(Component data from apps and pages)
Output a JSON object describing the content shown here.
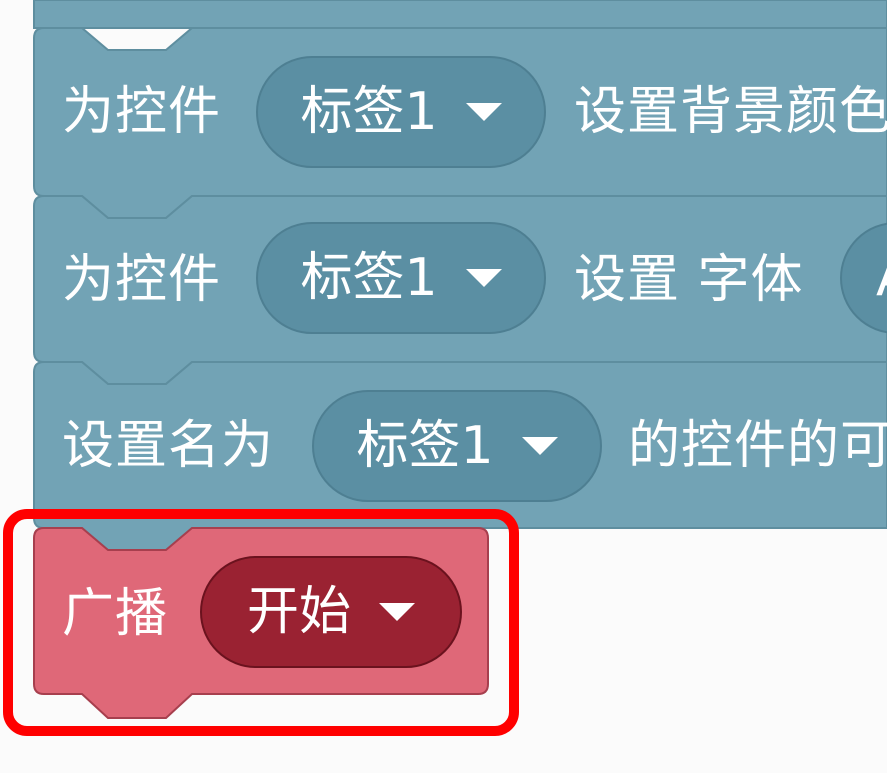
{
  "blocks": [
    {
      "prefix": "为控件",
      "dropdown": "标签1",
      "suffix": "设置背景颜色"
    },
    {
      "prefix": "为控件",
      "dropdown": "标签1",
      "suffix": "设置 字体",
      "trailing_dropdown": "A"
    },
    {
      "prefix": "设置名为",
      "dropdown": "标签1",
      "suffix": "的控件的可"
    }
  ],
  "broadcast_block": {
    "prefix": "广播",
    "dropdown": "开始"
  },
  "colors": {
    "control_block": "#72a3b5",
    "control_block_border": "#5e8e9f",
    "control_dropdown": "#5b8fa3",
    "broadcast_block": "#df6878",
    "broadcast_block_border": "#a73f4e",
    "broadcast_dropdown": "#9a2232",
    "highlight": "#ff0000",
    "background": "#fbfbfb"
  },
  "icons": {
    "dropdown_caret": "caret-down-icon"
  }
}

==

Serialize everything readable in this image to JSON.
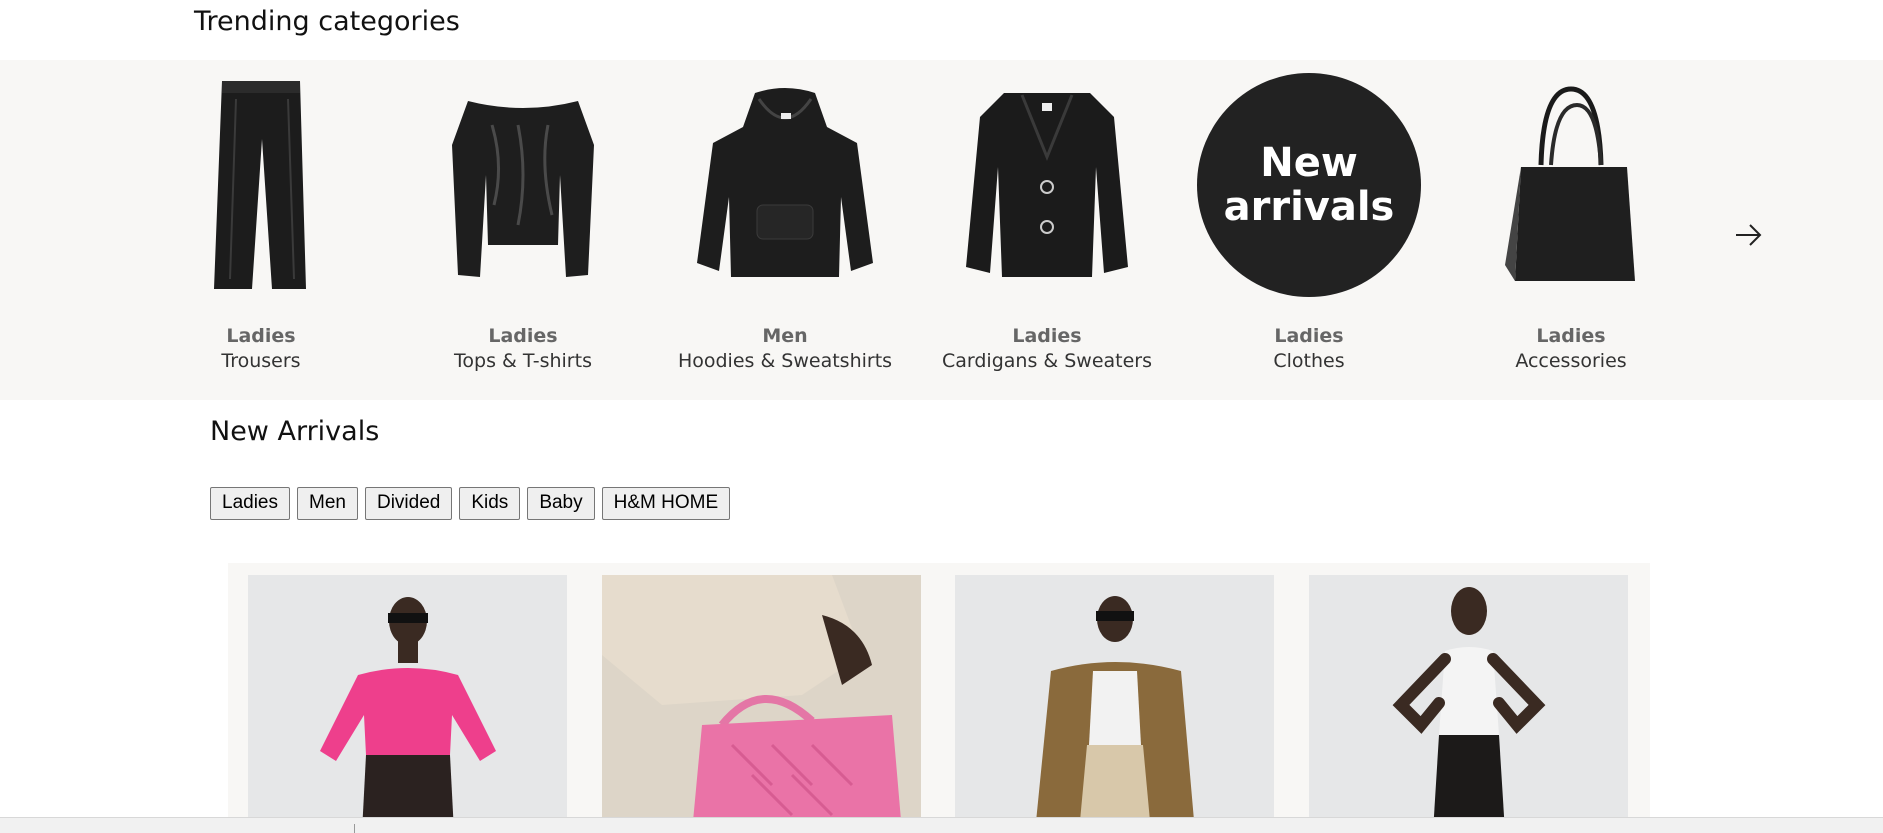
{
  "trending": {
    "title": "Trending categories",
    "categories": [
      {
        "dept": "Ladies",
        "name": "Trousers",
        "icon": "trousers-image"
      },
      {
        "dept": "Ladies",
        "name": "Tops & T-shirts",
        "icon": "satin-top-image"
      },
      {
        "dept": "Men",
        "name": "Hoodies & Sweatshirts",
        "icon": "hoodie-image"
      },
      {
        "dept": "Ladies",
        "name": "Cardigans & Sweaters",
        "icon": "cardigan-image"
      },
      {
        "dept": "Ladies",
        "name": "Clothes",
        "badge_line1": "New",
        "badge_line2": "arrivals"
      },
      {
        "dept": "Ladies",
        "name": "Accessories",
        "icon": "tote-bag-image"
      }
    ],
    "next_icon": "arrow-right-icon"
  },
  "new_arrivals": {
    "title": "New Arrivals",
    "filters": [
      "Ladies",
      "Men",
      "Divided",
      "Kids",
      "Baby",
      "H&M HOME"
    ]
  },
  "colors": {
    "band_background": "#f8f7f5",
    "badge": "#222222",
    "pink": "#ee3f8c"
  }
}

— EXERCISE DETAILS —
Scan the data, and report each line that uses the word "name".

— THE COMPLETED TASK —
        "name": "Trousers",
        "name": "Tops & T-shirts",
        "name": "Hoodies & Sweatshirts",
        "name": "Cardigans & Sweaters",
        "name": "Clothes",
        "name": "Accessories",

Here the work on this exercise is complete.